Is a Personal Representative Deed the Same As a Warranty Deed?

By Joe Stone
Personal representative deeds, use, probate proceedings
gavel image by Cora Reed from Fotolia.com

A personal representative deed and warranty deed are the same only in that they both convey ownership of land. The types of title assurance that the different deeds provide to the new owner are very different.

Conveyance

A conveyance of land is the legal term used to describe when one person acquires another person's ownership of the land. All conveyances must be evidenced by a written deed to be valid.

Warranties

When a deed is signed, it creates warranties from the old owner---the grantor---to the new owner---the grantee---regarding the condition of title to the property. The type of warranties made in the deed will depend on the language used in the deed.

Warranty Deed

A warranty deed provides the grantee with the highest assurances from the grantor regarding the condition of title to the property. By using a warranty deed, the grantor assures the grantee that there are no defects in title at all and the grantor is obligated to pay the grantee for any damages the grantee incurs due to a problem with title to the property.

Personal Representative Deed

Personal representative deeds are reserved for use in connection with probate---after the death of a property owner. The personal representative appointed by the probate court will use this special type of deed to convey the property to the heirs of the estate or sell the property to a third party, depending upon the terms of the will.

Special Warranties

The warranties provided with a personal representative deed are very limited. The warranty simply assures the grantee that the personal representative did nothing to cause a defect in the title during probate. Once the estate is closed and the personal representative discharged, the warranty is of no practical effect.

About the Author

Joe Stone is a freelance writer in California who has been writing professionally since 2005. His articles have been published on LIVESTRONG.COM, SFgate.com and Chron.com. He also has experience in background investigations and spent almost two decades in legal practice.
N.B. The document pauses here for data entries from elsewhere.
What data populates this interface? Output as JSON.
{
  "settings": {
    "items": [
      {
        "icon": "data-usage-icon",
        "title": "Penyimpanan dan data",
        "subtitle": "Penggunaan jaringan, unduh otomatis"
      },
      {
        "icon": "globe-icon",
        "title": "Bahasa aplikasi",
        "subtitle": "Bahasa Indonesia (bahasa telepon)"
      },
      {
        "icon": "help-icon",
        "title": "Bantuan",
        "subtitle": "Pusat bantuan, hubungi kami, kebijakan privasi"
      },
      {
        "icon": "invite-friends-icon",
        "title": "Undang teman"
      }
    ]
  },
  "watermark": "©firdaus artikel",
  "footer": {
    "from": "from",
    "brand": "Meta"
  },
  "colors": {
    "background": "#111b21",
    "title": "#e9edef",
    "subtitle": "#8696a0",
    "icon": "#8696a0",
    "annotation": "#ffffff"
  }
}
Stone received his law degree from Southwestern University School of Law and a Bachelor of Arts in philosophy from California State University, Los Angeles.